by Jack R. Jones
Originally published on md.lp.org November 2011
Based on the author’s letter to the Editor published in the
Prince George’s Journal 22 February 1991
An economic problem is the income tax system and a misunderstanding of what the individual income wage earner is as compared to the corporate income earner, which results in massive tax inequality and redistribution of wealth from the individual to the corporate world. The tax code needs to be revised so that the wealth that individuals create for themselves is not transferred to corporations via the income tax system.
Labor as Capitalist: The Double Standard of the Income Tax resulting from not understanding that in reality an individual wage earner is actually a capitalist selling labor in the market.
One of our current economic problems has to do with the income tax and its inequality and redistribution of wealth from individuals to corporations. This inequity (tax subsidy to corporations) derives from, to my mind, a different standard of profit for individuals than corporations…in part because corporations are fictional beings whereas individuals are real flesh and blood beings.
Also given the understanding that the individual income earner is similar to the corporate income earner in that each has a cost to gaining their income, then the tax code needs to be revised so that the wealth that individuals produce is not transferred to corporations via the income tax system.
The error is in not understanding that an individual wage earner is actually a CAPITALIST selling one of, if not the most capital-intensive items one can sell in the market, LABOR. Once this is realized then it is obvious that like Corporations the Individual should be able to deduct the costs of doing the business of selling Labor in the market.
By currently defining taxable income differently for individuals than for corporations, individuals may not deduct the costs of surviving and selling their labor in the market, whereas the corporation may deduct its costs of surviving and providing its goods and services in the market. So it is that now survival is easier for a fictional being than a flesh and blood Being.

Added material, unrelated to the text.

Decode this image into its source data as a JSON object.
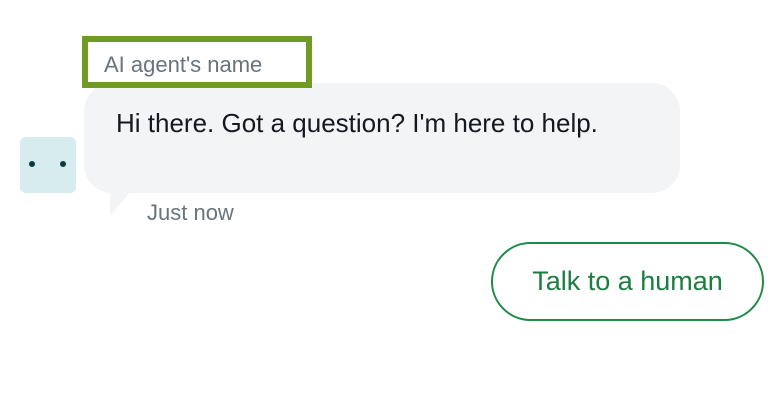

To see how unfair this is, it is necessary to look at the tax rate on the gross (total income) rather than the net income (income after tax deductions). The Federal Government has created a considerable subsidy for corporations since the beginning of the income tax by having individual wage earners provide for corporate cost of doing business via the income tax. In 1930 the tax rate based on gross income was about 1% for corporations and 2% for individuals. In 1986 the rates were 2% for corporations and 22% for individuals. To me it is glaringly obvious from these figures that individuals are paying at least ten times their fair share of taxes as compared to corporations.
Changing the income tax law so that individual wage earners are treated the same as corporations, in that they may deduct all the costs associated with providing their labor in the market is necessary for economic justice.
A flat tax because it is more neutral economically than regressive/progressive taxes would be preferred were Individuals treated fairly as Corporations are.
Treating individuals the same as corporations would allow individuals to deduct their costs of selling labor, such as housing (interest and principle, or rental), transportation (purchase, operation, and maintenance, or public transportation), food, clothing, medical, insurance (medical, income and life), retirement plan (which would be treated as income if withdrawn before retirement), all support of a spouse (an individual whose service enables the wage earner to sell their labor in the market), all support of children (investment in future labor). The money left over would be the profit of the individual and it would be taxed the same as corporate profit is taxed.
For individuals that do not wish to do the necessary work for itemized deduction, I would suggest that they be allowed to pay at the average rate of taxes on gross income based on those who submitted itemized forms. Also there should be no cap or floor on the deductions allowed, as it is in the best interest of a sound economy to allow the diversity of individual decisions on whether more or less should be spent on housing, transportation, health, education, food, et cetera.